(What you should do): Of the lines below, report only those that contain "this".

(Records provided):

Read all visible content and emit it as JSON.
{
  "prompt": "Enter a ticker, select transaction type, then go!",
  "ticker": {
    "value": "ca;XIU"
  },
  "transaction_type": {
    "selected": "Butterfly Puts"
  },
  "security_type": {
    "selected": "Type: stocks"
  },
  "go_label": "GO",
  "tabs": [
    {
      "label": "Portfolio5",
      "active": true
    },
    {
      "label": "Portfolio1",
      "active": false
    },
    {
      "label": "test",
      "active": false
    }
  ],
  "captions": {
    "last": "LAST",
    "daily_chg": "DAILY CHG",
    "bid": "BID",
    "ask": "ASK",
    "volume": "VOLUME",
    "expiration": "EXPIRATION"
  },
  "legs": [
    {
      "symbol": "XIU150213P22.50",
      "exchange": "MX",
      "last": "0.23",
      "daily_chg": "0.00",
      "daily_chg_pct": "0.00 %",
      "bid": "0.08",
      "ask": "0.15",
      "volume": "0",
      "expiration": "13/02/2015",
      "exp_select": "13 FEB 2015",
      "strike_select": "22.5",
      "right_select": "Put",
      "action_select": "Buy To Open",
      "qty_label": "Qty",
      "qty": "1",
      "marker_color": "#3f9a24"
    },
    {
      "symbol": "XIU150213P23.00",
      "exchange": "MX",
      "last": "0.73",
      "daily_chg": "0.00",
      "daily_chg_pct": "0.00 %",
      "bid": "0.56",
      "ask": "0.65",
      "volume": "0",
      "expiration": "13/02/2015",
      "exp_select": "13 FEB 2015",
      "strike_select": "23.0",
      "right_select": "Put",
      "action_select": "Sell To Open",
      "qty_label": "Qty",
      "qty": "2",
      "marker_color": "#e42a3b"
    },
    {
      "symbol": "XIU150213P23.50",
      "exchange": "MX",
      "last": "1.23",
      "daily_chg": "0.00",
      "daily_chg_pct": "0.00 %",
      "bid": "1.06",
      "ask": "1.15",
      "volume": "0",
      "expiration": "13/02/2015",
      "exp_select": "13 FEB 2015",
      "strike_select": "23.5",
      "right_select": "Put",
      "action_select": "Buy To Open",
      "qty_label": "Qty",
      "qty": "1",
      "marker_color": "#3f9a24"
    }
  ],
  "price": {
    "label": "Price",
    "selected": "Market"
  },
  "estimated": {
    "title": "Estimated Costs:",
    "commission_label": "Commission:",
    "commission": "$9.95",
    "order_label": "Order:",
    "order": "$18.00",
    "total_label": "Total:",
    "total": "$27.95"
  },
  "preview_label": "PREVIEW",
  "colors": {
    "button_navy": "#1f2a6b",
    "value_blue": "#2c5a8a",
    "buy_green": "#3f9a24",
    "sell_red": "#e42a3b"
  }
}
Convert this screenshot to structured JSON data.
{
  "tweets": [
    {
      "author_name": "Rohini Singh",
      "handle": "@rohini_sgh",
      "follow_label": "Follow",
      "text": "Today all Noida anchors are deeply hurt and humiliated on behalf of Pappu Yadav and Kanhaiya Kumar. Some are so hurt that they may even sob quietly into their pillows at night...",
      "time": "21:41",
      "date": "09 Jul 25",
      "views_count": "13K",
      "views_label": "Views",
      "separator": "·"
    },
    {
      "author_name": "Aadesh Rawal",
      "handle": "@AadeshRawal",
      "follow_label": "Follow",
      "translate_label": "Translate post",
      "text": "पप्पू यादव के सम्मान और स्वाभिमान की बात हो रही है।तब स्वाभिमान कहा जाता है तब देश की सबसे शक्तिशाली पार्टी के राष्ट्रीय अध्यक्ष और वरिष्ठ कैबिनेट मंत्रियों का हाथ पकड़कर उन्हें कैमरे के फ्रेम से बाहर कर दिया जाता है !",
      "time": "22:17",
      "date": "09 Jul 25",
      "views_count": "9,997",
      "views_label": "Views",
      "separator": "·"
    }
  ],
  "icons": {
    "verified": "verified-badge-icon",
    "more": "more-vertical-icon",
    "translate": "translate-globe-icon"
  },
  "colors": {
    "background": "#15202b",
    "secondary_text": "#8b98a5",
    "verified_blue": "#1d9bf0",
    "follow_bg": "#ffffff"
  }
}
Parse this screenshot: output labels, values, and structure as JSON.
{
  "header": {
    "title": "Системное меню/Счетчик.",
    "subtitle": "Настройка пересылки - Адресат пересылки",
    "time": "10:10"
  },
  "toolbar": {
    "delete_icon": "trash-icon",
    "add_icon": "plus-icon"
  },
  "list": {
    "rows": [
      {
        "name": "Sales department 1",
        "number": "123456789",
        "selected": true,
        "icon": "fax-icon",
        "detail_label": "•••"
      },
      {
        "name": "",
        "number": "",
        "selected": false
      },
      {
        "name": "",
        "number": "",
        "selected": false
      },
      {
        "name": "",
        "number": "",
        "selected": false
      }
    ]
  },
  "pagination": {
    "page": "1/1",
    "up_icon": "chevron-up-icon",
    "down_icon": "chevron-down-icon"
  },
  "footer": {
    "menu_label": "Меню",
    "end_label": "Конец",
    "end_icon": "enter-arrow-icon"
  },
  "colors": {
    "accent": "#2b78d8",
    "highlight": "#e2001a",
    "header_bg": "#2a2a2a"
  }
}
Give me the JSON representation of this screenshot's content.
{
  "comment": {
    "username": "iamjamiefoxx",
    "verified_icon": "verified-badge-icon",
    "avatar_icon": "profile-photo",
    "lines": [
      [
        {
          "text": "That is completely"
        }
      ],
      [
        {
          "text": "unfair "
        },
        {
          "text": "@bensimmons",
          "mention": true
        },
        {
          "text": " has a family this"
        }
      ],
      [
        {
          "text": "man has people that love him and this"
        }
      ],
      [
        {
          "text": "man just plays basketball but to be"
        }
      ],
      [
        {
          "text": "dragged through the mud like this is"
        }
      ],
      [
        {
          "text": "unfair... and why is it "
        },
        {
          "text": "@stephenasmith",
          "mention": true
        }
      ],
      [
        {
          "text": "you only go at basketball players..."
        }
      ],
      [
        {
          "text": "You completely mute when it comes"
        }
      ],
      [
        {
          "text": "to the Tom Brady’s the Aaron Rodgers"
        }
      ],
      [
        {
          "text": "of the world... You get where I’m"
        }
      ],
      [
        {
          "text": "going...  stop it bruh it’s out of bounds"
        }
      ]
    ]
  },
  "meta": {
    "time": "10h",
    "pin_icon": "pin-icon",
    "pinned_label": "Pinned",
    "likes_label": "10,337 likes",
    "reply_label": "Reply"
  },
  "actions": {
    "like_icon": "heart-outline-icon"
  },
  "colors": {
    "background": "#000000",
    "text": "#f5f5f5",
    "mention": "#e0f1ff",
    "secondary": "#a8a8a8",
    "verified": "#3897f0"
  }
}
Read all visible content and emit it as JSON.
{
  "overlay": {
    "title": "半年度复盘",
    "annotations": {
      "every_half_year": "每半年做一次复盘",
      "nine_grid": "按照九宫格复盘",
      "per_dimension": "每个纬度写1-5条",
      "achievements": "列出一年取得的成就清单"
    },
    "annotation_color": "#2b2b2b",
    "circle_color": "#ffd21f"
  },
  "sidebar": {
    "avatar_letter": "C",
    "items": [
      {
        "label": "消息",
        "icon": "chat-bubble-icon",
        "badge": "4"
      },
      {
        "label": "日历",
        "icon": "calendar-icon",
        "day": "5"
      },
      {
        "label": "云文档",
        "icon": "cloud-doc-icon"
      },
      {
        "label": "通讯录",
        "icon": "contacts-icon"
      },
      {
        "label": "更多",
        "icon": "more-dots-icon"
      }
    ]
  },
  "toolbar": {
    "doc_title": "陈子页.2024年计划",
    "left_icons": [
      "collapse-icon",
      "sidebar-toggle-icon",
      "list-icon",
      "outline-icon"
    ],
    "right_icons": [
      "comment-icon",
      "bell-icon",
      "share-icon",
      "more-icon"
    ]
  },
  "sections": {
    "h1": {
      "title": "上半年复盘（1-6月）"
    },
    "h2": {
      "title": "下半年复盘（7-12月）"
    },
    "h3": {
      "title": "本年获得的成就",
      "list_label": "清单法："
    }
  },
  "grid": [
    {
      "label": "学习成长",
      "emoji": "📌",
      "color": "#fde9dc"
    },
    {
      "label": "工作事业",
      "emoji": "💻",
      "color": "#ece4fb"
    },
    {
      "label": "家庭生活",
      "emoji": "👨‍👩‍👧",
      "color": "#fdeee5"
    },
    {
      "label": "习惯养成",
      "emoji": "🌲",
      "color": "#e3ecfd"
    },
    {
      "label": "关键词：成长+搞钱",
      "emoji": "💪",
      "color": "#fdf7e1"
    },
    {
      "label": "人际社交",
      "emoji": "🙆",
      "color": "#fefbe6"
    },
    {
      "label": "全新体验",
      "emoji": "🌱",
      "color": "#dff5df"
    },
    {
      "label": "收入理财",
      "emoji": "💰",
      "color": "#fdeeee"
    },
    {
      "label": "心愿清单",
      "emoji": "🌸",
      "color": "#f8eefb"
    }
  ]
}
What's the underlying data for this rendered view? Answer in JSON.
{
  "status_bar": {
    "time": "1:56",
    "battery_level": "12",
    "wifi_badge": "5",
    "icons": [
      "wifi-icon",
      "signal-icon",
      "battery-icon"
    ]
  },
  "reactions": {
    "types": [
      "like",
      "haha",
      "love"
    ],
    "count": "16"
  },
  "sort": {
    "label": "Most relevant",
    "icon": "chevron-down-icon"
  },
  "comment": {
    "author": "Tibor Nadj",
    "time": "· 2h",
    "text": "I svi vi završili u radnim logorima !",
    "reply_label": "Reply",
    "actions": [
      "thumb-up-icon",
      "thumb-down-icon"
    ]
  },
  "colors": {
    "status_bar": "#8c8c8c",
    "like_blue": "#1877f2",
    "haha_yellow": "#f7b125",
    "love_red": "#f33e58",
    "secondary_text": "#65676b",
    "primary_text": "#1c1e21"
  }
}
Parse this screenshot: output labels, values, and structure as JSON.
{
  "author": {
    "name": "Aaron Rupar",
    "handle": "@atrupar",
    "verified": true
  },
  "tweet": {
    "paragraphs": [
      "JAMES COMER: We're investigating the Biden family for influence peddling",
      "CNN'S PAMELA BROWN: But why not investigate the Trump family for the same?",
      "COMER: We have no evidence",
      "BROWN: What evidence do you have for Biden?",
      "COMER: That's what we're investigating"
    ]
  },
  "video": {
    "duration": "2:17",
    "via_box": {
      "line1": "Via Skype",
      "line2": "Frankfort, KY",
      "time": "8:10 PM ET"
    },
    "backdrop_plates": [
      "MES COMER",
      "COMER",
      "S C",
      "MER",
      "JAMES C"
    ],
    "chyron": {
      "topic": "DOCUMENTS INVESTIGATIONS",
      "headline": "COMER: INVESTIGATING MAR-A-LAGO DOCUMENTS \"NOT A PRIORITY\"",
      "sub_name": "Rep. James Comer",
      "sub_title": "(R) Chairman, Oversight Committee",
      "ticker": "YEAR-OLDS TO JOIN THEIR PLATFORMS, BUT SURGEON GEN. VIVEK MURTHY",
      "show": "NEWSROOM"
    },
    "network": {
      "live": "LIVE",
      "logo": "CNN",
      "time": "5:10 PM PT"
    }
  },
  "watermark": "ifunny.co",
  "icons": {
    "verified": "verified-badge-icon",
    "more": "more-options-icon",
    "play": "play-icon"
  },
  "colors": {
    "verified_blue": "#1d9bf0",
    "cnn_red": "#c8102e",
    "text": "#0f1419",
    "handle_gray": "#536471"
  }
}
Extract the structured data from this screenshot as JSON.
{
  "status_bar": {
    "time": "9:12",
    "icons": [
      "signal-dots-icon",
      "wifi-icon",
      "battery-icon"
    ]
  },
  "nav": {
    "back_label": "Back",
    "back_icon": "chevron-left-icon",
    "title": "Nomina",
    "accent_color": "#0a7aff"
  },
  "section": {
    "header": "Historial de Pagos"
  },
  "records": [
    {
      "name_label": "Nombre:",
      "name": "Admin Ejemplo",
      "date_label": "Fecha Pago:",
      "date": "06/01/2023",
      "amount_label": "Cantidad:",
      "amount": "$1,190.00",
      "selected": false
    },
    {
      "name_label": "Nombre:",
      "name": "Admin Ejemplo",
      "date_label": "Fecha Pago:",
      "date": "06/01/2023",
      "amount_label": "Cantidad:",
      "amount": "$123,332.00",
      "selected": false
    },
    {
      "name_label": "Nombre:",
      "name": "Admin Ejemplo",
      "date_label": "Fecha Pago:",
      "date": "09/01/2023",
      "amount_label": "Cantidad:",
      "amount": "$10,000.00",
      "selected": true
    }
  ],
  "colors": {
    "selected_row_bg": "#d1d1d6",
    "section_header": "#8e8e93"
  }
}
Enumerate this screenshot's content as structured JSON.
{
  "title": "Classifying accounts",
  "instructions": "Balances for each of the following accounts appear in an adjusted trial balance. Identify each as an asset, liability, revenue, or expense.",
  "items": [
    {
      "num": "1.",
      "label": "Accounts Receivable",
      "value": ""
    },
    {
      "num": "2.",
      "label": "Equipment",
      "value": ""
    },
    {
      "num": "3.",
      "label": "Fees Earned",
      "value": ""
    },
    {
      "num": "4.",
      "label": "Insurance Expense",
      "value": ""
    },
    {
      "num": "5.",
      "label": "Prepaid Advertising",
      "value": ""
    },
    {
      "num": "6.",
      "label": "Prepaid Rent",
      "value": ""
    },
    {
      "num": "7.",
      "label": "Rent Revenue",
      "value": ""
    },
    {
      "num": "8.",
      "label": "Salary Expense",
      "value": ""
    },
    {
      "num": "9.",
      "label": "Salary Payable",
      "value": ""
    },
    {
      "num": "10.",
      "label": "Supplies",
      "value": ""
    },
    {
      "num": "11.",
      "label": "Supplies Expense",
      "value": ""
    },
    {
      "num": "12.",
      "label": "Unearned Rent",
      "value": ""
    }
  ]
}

(Task response):
Convert this screenshot to structured JSON data.
Parse this screenshot: output labels, values, and structure as JSON.
Give me the JSON representation of this screenshot's content.
          "text": " has a family this"
          "text": "man has people that love him and this"
          "text": "dragged through the mud like this is"
What's the underlying data for this rendered view? Answer in JSON.
Parse this screenshot: output labels, values, and structure as JSON.
Extract the structured data from this screenshot as JSON.
Enumerate this screenshot's content as structured JSON.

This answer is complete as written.